One afternoon over winter break I found myself watching the South Carolina vs. Memphis basketball game. The Gamecocks won (which really should be the main point here, especially considering we easily could have disbanded our men’s basketball program five years ago without anyone blaming us), but that wasn’t what stuck with me. It was the 68 combined fouls called and the 99 combined free throws shot. That’s not a misprint. There were almost twice as many fouls called as shots made, and South Carolina had more free throws than Memphis had shots from the field. It was a prime example of why college basketball is almost unwatchable today.
For the 2013-14 season the NCAA passed new rules in college basketball. Dubbed the “freedom of movement” rules, they emphasize better fundamental defense; which, if you look at what a score-fest the NBA is, probably wasn’t a bad idea. The problem is that the rules cut out just about any contact between a defender and the man with the ball. The thinking process was that a dribbler should be able to move freely and make an offensive move to score without getting bumped or hit in any way. Unfortunately, the rule has been taken to an extreme level in the last two years, to the point that it is hurting the college game.
Today if you go up and get touched in the paint, it’s a foul almost 100 percent of the time. If you bump a ball handler 35 feet from the basket? Foul. It has almost completely eliminated the back-and-forth transition game in college because there’s a whistle on almost every play. Instead of promoting better defense, the new rules reward terrible basketball. Players throw themselves wildly into the lane because they know they’ll get calls, turning the game into a 40-minute free throw shooting contest. It’s horrible.

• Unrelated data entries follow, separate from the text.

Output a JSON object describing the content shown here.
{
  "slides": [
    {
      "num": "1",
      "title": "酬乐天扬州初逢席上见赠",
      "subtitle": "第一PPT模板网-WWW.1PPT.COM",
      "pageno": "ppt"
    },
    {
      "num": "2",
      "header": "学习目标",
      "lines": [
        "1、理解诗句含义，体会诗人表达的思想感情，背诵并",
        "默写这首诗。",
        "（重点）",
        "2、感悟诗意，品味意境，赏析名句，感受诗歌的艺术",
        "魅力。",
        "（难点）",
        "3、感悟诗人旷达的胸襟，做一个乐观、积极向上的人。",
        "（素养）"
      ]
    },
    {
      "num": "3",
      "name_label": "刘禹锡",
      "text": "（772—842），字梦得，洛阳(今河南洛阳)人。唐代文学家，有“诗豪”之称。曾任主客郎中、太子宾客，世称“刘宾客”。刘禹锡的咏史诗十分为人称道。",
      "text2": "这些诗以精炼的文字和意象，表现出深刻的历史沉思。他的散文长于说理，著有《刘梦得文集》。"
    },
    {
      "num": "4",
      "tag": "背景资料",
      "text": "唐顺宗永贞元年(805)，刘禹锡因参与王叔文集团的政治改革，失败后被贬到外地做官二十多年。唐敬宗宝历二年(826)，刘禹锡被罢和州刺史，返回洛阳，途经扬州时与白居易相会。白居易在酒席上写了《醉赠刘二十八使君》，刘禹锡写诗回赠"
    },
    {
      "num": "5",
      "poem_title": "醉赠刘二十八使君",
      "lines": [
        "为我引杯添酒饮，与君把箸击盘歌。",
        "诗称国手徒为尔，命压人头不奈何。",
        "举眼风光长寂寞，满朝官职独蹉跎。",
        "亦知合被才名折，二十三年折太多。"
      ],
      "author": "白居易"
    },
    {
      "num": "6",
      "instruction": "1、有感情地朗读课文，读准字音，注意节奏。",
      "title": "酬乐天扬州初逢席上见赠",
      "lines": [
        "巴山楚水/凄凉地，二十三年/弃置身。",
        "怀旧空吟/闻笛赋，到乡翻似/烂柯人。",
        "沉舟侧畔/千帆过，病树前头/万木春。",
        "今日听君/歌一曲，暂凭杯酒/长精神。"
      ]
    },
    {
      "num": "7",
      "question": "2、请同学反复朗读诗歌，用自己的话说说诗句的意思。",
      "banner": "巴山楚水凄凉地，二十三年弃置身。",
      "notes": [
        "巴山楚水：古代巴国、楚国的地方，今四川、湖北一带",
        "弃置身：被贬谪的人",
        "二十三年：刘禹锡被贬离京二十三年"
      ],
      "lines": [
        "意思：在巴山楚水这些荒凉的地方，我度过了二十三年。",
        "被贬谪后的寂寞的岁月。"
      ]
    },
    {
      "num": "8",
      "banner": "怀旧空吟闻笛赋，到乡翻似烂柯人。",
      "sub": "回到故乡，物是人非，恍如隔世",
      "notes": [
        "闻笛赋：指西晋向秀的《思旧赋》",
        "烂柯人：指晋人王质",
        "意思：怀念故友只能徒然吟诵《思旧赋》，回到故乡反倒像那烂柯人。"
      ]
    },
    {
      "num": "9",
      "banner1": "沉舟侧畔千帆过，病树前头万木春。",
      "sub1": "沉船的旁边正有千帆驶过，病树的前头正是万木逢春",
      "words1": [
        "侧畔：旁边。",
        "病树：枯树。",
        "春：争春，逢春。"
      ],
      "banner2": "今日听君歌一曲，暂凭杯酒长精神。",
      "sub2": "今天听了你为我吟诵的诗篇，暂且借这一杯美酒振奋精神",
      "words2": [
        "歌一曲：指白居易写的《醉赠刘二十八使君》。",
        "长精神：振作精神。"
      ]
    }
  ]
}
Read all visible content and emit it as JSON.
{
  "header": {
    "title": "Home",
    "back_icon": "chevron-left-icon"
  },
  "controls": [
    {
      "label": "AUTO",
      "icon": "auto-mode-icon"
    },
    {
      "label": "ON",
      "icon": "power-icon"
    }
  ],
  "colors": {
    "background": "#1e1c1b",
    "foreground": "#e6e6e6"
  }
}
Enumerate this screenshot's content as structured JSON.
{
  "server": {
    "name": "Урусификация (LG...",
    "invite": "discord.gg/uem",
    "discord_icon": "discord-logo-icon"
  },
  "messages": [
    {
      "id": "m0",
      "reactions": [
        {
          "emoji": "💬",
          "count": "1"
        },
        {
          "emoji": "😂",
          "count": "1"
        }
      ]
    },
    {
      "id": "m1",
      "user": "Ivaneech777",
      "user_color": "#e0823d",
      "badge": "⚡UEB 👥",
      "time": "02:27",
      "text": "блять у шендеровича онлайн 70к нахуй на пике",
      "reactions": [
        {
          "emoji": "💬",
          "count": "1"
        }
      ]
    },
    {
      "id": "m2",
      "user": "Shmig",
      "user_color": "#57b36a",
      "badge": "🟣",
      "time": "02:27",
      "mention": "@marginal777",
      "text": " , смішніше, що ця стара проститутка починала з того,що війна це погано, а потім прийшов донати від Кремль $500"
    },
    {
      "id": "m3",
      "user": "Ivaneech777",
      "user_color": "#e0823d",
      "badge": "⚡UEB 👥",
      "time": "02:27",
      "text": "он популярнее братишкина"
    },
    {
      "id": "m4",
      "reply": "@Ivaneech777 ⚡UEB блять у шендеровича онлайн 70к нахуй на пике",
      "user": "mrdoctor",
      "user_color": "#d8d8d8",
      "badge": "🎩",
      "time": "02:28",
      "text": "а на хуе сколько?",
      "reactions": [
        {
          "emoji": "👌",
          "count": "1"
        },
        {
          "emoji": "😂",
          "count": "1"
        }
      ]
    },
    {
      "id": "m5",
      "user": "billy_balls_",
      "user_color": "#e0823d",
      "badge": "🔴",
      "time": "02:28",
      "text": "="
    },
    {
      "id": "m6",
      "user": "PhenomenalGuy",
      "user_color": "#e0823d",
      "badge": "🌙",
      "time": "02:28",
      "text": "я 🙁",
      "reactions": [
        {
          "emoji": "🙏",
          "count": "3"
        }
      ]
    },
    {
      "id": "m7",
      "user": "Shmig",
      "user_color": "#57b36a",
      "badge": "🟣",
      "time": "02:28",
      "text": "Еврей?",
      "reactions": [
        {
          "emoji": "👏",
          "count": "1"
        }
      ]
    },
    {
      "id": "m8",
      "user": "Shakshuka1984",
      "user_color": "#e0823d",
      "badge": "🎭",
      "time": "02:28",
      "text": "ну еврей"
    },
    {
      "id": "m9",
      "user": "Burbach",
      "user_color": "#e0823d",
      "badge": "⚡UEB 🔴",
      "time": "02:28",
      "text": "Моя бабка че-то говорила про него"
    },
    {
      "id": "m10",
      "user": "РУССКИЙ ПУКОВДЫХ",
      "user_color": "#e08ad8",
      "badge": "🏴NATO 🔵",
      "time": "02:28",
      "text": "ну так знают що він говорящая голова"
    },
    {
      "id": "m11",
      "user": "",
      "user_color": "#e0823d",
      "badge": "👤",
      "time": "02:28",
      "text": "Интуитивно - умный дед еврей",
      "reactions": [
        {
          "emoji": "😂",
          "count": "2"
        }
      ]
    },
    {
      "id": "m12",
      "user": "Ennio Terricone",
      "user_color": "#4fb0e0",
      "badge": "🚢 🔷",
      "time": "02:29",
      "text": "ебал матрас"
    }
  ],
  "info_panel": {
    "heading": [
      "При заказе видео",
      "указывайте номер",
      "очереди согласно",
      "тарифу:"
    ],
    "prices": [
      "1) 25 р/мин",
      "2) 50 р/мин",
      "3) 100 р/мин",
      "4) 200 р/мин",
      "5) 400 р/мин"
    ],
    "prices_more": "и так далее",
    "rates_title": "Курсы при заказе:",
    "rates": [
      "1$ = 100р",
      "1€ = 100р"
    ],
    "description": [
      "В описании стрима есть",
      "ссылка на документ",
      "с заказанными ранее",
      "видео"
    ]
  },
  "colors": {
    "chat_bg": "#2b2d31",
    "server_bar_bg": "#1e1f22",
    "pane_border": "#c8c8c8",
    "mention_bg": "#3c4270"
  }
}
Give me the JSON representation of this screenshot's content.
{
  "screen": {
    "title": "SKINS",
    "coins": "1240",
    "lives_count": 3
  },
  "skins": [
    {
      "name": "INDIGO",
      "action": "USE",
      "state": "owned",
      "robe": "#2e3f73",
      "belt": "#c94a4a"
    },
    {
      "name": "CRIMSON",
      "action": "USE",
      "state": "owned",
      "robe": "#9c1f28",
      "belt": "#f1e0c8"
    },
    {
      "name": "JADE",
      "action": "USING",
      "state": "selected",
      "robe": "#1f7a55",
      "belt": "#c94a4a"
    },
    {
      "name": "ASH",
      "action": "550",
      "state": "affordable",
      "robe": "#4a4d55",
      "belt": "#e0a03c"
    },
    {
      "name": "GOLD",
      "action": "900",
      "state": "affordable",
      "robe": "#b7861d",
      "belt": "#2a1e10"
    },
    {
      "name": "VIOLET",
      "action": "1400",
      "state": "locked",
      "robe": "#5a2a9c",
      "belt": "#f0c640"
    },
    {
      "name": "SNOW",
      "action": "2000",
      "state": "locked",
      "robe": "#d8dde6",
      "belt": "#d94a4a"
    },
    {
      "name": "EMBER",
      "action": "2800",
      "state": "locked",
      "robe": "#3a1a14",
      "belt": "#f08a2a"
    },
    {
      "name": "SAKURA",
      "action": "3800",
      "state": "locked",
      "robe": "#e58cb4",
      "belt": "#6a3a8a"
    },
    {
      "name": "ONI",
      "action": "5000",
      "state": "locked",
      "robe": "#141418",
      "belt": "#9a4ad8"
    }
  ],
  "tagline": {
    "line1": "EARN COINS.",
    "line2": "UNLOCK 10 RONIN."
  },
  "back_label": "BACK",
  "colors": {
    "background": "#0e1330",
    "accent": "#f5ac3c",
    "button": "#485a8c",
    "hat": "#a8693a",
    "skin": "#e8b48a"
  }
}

Here’s the bottom line: it’s impossible to not touch people in basketball. Guys shouldn’t get mugged going to the basket, but they shouldn’t get bailed out just because they were touched, either. You shouldn’t be allowed to grab someone dribbling the ball, but if you barely touch them with your hand, is that really a foul? Until the NCAA finds the happy medium between too rough and whatever it is we have now, the college game is going to suffer.